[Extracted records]

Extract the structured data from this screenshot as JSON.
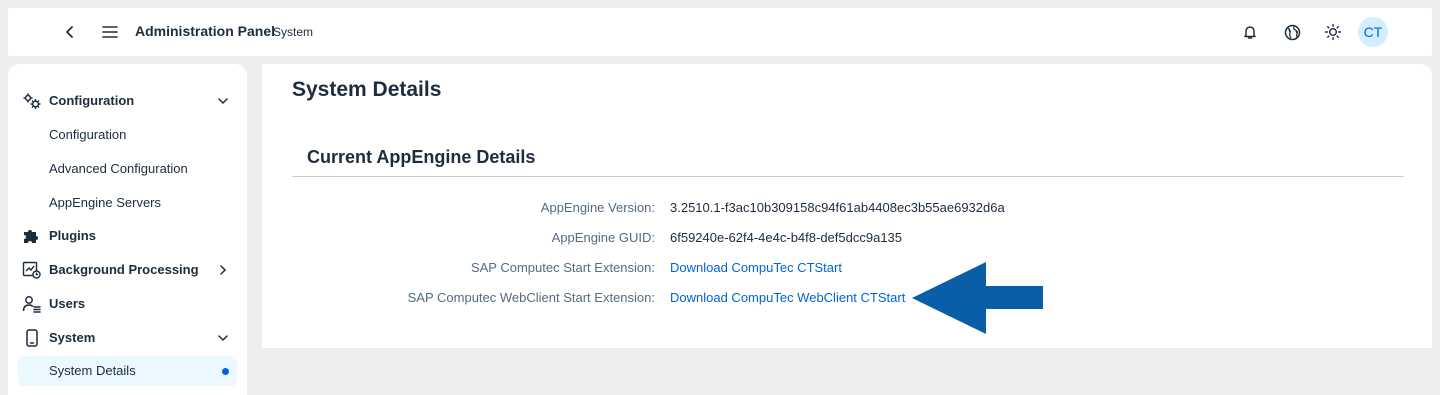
{
  "shell": {
    "title": "Administration Panel",
    "subtitle": "System",
    "avatar_initials": "CT",
    "icons": [
      "back-icon",
      "menu-icon",
      "bell-icon",
      "globe-icon",
      "sun-icon"
    ]
  },
  "sidebar": {
    "items": [
      {
        "label": "Configuration",
        "icon": "gears-icon",
        "type": "group",
        "expanded": true
      },
      {
        "label": "Configuration",
        "type": "sub"
      },
      {
        "label": "Advanced Configuration",
        "type": "sub"
      },
      {
        "label": "AppEngine Servers",
        "type": "sub"
      },
      {
        "label": "Plugins",
        "icon": "puzzle-icon",
        "type": "group"
      },
      {
        "label": "Background Processing",
        "icon": "background-processing-icon",
        "type": "group",
        "expanded": false
      },
      {
        "label": "Users",
        "icon": "user-list-icon",
        "type": "group"
      },
      {
        "label": "System",
        "icon": "device-icon",
        "type": "group",
        "expanded": true
      },
      {
        "label": "System Details",
        "type": "sub",
        "selected": true
      }
    ]
  },
  "main": {
    "page_title": "System Details",
    "section_title": "Current AppEngine Details",
    "details": [
      {
        "label": "AppEngine Version:",
        "value": "3.2510.1-f3ac10b309158c94f61ab4408ec3b55ae6932d6a"
      },
      {
        "label": "AppEngine GUID:",
        "value": "6f59240e-62f4-4e4c-b4f8-def5dcc9a135"
      },
      {
        "label": "SAP Computec Start Extension:",
        "link": "Download CompuTec CTStart"
      },
      {
        "label": "SAP Computec WebClient Start Extension:",
        "link": "Download CompuTec WebClient CTStart"
      }
    ]
  },
  "colors": {
    "accent": "#0064d9",
    "annotation_arrow": "#0a5ea8",
    "background": "#eceef0",
    "selected_bg": "#ebf8ff"
  }
}
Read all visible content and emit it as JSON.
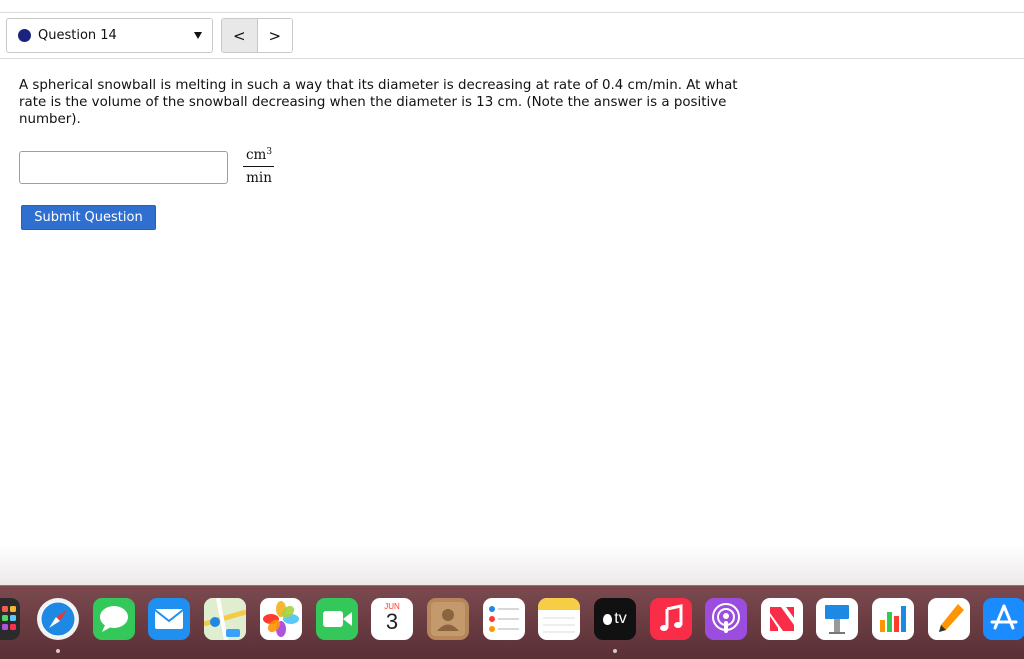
{
  "question_nav": {
    "selected_question": "Question 14",
    "prev_label": "<",
    "next_label": ">"
  },
  "question": {
    "text": "A spherical snowball is melting in such a way that its diameter is decreasing at rate of 0.4 cm/min. At what rate is the volume of the snowball decreasing when the diameter is 13 cm. (Note the answer is a positive number)."
  },
  "answer": {
    "value": "",
    "placeholder": "",
    "unit_numerator": "cm",
    "unit_exponent": "3",
    "unit_denominator": "min"
  },
  "submit": {
    "label": "Submit Question"
  },
  "dock": {
    "calendar_month": "JUN",
    "calendar_day": "3",
    "tv_label": "tv",
    "icons": [
      "launchpad-icon",
      "safari-icon",
      "messages-icon",
      "mail-icon",
      "maps-icon",
      "photos-icon",
      "facetime-icon",
      "calendar-icon",
      "contacts-icon",
      "reminders-icon",
      "notes-icon",
      "apple-tv-icon",
      "music-icon",
      "podcasts-icon",
      "news-icon",
      "keynote-icon",
      "numbers-icon",
      "pages-icon",
      "app-store-icon"
    ]
  },
  "colors": {
    "accent": "#2f6fcf",
    "status_dot": "#1a237e",
    "dock_bg": "#6b3a40"
  }
}
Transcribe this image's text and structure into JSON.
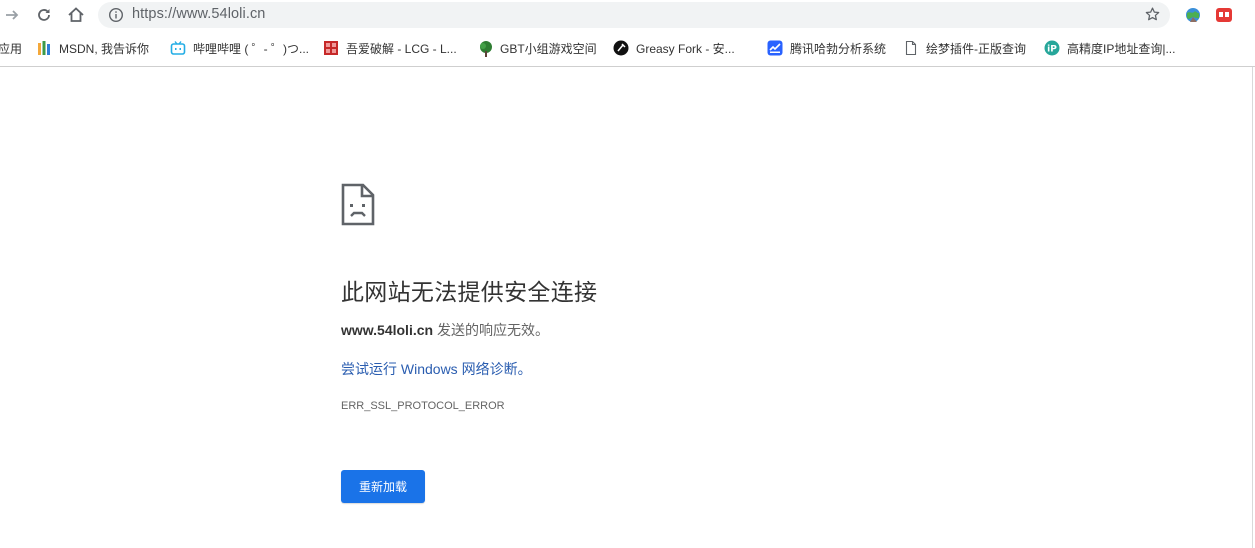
{
  "toolbar": {
    "url": "https://www.54loli.cn",
    "icons": [
      "forward-icon",
      "reload-icon",
      "home-icon",
      "info-icon",
      "star-icon",
      "extension-globe-icon",
      "extension-red-icon"
    ]
  },
  "bookmarks": [
    {
      "label": "应用",
      "icon": "apps-icon"
    },
    {
      "label": "MSDN, 我告诉你",
      "icon": "msdn-icon"
    },
    {
      "label": "哔哩哔哩 ( ゜- ゜)つ...",
      "icon": "bilibili-icon"
    },
    {
      "label": "吾爱破解 - LCG - L...",
      "icon": "52pojie-icon"
    },
    {
      "label": "GBT小组游戏空间",
      "icon": "tree-icon"
    },
    {
      "label": "Greasy Fork - 安...",
      "icon": "greasyfork-icon"
    },
    {
      "label": "腾讯哈勃分析系统",
      "icon": "habo-icon"
    },
    {
      "label": "绘梦插件-正版查询",
      "icon": "page-icon"
    },
    {
      "label": "高精度IP地址查询|...",
      "icon": "ip-icon"
    }
  ],
  "error": {
    "icon": "broken-page-icon",
    "title": "此网站无法提供安全连接",
    "host": "www.54loli.cn",
    "desc_suffix": " 发送的响应无效。",
    "diagnose_link": "尝试运行 Windows 网络诊断",
    "diagnose_suffix": "。",
    "code": "ERR_SSL_PROTOCOL_ERROR",
    "reload_label": "重新加载"
  },
  "colors": {
    "accent": "#1a73e8",
    "link": "#2a5db0",
    "omnibox_bg": "#f1f3f4"
  }
}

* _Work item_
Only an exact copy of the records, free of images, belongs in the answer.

* _Result of this exercise_
Extract the structured data from this screenshot as JSON.
{
  "shell": {
    "title": "Administration Panel",
    "subtitle": "System",
    "avatar_initials": "CT",
    "icons": [
      "back-icon",
      "menu-icon",
      "bell-icon",
      "globe-icon",
      "sun-icon"
    ]
  },
  "sidebar": {
    "items": [
      {
        "label": "Configuration",
        "icon": "gears-icon",
        "type": "group",
        "expanded": true
      },
      {
        "label": "Configuration",
        "type": "sub"
      },
      {
        "label": "Advanced Configuration",
        "type": "sub"
      },
      {
        "label": "AppEngine Servers",
        "type": "sub"
      },
      {
        "label": "Plugins",
        "icon": "puzzle-icon",
        "type": "group"
      },
      {
        "label": "Background Processing",
        "icon": "background-processing-icon",
        "type": "group",
        "expanded": false
      },
      {
        "label": "Users",
        "icon": "user-list-icon",
        "type": "group"
      },
      {
        "label": "System",
        "icon": "device-icon",
        "type": "group",
        "expanded": true
      },
      {
        "label": "System Details",
        "type": "sub",
        "selected": true
      }
    ]
  },
  "main": {
    "page_title": "System Details",
    "section_title": "Current AppEngine Details",
    "details": [
      {
        "label": "AppEngine Version:",
        "value": "3.2510.1-f3ac10b309158c94f61ab4408ec3b55ae6932d6a"
      },
      {
        "label": "AppEngine GUID:",
        "value": "6f59240e-62f4-4e4c-b4f8-def5dcc9a135"
      },
      {
        "label": "SAP Computec Start Extension:",
        "link": "Download CompuTec CTStart"
      },
      {
        "label": "SAP Computec WebClient Start Extension:",
        "link": "Download CompuTec WebClient CTStart"
      }
    ]
  },
  "colors": {
    "accent": "#0064d9",
    "annotation_arrow": "#0a5ea8",
    "background": "#eceef0",
    "selected_bg": "#ebf8ff"
  }
}
Read all visible content and emit it as JSON.
{
  "question_nav": {
    "selected_question": "Question 14",
    "prev_label": "<",
    "next_label": ">"
  },
  "question": {
    "text": "A spherical snowball is melting in such a way that its diameter is decreasing at rate of 0.4 cm/min. At what rate is the volume of the snowball decreasing when the diameter is 13 cm. (Note the answer is a positive number)."
  },
  "answer": {
    "value": "",
    "placeholder": "",
    "unit_numerator": "cm",
    "unit_exponent": "3",
    "unit_denominator": "min"
  },
  "submit": {
    "label": "Submit Question"
  },
  "dock": {
    "calendar_month": "JUN",
    "calendar_day": "3",
    "tv_label": "tv",
    "icons": [
      "launchpad-icon",
      "safari-icon",
      "messages-icon",
      "mail-icon",
      "maps-icon",
      "photos-icon",
      "facetime-icon",
      "calendar-icon",
      "contacts-icon",
      "reminders-icon",
      "notes-icon",
      "apple-tv-icon",
      "music-icon",
      "podcasts-icon",
      "news-icon",
      "keynote-icon",
      "numbers-icon",
      "pages-icon",
      "app-store-icon"
    ]
  },
  "colors": {
    "accent": "#2f6fcf",
    "status_dot": "#1a237e",
    "dock_bg": "#6b3a40"
  }
}
Transcribe this image's text and structure into JSON.
{
  "toolbar": {
    "url": "https://www.54loli.cn",
    "icons": [
      "forward-icon",
      "reload-icon",
      "home-icon",
      "info-icon",
      "star-icon",
      "extension-globe-icon",
      "extension-red-icon"
    ]
  },
  "bookmarks": [
    {
      "label": "应用",
      "icon": "apps-icon"
    },
    {
      "label": "MSDN, 我告诉你",
      "icon": "msdn-icon"
    },
    {
      "label": "哔哩哔哩 ( ゜- ゜)つ...",
      "icon": "bilibili-icon"
    },
    {
      "label": "吾爱破解 - LCG - L...",
      "icon": "52pojie-icon"
    },
    {
      "label": "GBT小组游戏空间",
      "icon": "tree-icon"
    },
    {
      "label": "Greasy Fork - 安...",
      "icon": "greasyfork-icon"
    },
    {
      "label": "腾讯哈勃分析系统",
      "icon": "habo-icon"
    },
    {
      "label": "绘梦插件-正版查询",
      "icon": "page-icon"
    },
    {
      "label": "高精度IP地址查询|...",
      "icon": "ip-icon"
    }
  ],
  "error": {
    "icon": "broken-page-icon",
    "title": "此网站无法提供安全连接",
    "host": "www.54loli.cn",
    "desc_suffix": " 发送的响应无效。",
    "diagnose_link": "尝试运行 Windows 网络诊断",
    "diagnose_suffix": "。",
    "code": "ERR_SSL_PROTOCOL_ERROR",
    "reload_label": "重新加载"
  },
  "colors": {
    "accent": "#1a73e8",
    "link": "#2a5db0",
    "omnibox_bg": "#f1f3f4"
  }
}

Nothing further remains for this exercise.